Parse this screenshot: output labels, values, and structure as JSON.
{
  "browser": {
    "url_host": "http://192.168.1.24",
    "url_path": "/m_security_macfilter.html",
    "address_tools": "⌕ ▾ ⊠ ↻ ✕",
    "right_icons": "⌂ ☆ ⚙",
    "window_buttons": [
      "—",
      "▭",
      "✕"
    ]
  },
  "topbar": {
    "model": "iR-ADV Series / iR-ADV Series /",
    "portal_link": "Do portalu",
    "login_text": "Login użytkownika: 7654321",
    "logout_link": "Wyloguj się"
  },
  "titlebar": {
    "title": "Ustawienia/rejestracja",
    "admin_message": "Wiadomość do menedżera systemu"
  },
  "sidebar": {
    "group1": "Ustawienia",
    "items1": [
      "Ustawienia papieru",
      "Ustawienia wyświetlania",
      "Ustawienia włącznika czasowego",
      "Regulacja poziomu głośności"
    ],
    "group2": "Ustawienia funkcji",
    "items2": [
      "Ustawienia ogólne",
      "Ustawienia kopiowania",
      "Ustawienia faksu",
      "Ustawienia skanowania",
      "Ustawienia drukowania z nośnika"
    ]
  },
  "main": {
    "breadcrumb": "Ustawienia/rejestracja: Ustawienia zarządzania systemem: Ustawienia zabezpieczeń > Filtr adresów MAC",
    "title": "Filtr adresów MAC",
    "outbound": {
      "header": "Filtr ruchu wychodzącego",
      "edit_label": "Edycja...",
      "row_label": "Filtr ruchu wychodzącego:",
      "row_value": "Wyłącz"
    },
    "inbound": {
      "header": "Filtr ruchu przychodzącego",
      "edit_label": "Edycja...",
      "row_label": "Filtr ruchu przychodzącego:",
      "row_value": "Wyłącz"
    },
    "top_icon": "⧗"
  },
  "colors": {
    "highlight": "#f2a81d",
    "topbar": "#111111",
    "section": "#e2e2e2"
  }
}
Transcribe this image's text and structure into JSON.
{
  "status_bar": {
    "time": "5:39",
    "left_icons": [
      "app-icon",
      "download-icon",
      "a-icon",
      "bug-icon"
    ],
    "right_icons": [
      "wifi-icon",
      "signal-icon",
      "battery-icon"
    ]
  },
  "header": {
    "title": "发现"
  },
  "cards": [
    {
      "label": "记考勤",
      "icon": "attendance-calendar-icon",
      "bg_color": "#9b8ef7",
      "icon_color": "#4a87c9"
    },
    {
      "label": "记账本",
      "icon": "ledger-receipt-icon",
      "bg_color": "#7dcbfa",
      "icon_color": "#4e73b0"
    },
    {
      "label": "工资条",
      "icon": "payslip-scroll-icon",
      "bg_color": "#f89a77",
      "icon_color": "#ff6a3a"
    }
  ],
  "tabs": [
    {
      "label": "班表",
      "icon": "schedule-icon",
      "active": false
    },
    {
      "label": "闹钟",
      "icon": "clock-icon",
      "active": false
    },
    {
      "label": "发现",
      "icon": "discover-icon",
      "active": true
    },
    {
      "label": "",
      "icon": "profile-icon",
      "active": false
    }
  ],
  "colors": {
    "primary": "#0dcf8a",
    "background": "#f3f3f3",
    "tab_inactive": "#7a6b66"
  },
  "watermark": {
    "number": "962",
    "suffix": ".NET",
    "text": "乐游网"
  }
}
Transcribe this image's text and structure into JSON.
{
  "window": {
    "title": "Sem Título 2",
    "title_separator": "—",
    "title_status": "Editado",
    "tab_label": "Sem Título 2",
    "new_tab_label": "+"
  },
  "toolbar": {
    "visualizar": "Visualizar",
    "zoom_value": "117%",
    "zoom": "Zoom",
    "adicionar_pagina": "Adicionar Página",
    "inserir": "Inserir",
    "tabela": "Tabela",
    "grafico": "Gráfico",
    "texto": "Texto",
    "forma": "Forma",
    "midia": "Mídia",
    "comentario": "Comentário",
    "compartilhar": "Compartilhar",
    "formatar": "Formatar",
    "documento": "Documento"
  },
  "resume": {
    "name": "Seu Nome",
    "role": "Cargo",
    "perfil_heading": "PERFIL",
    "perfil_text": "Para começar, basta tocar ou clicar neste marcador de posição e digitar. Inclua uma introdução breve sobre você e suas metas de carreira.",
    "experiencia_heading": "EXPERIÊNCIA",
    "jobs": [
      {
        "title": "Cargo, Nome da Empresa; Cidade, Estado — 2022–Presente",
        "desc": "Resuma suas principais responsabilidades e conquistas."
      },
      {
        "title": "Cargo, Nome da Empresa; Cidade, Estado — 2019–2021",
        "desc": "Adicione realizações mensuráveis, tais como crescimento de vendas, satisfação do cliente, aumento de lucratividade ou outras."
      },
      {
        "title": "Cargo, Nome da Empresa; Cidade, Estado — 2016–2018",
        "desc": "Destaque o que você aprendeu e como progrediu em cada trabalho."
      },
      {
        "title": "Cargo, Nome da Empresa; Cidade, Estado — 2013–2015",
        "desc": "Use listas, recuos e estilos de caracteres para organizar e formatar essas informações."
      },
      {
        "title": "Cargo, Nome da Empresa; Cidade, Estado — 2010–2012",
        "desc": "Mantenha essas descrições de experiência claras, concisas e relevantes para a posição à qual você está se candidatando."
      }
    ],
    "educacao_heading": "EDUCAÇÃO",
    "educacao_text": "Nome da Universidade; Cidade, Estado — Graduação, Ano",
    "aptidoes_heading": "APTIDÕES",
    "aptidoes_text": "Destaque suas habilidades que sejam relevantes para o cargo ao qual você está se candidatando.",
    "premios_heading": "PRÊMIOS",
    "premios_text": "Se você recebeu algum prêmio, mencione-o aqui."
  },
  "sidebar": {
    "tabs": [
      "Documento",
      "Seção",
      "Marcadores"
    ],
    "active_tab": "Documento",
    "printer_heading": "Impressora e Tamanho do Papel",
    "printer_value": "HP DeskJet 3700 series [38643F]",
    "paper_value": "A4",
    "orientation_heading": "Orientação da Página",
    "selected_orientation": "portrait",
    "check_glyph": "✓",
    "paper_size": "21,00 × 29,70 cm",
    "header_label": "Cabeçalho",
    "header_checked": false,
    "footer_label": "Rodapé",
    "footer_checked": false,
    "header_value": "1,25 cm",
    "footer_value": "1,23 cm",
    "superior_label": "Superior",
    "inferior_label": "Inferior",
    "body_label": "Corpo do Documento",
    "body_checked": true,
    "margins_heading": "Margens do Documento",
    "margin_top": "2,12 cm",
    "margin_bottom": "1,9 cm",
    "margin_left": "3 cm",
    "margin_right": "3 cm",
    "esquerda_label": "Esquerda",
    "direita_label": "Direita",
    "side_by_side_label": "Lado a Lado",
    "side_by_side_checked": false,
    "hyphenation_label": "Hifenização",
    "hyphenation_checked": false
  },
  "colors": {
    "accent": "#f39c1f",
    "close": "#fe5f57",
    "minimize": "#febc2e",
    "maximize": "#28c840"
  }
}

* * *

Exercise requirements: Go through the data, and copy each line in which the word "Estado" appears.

Problem solution:
        "title": "Cargo, Nome da Empresa; Cidade, Estado — 2022–Presente",
        "title": "Cargo, Nome da Empresa; Cidade, Estado — 2019–2021",
        "title": "Cargo, Nome da Empresa; Cidade, Estado — 2016–2018",
        "title": "Cargo, Nome da Empresa; Cidade, Estado — 2013–2015",
        "title": "Cargo, Nome da Empresa; Cidade, Estado — 2010–2012",
    "educacao_text": "Nome da Universidade; Cidade, Estado — Graduação, Ano",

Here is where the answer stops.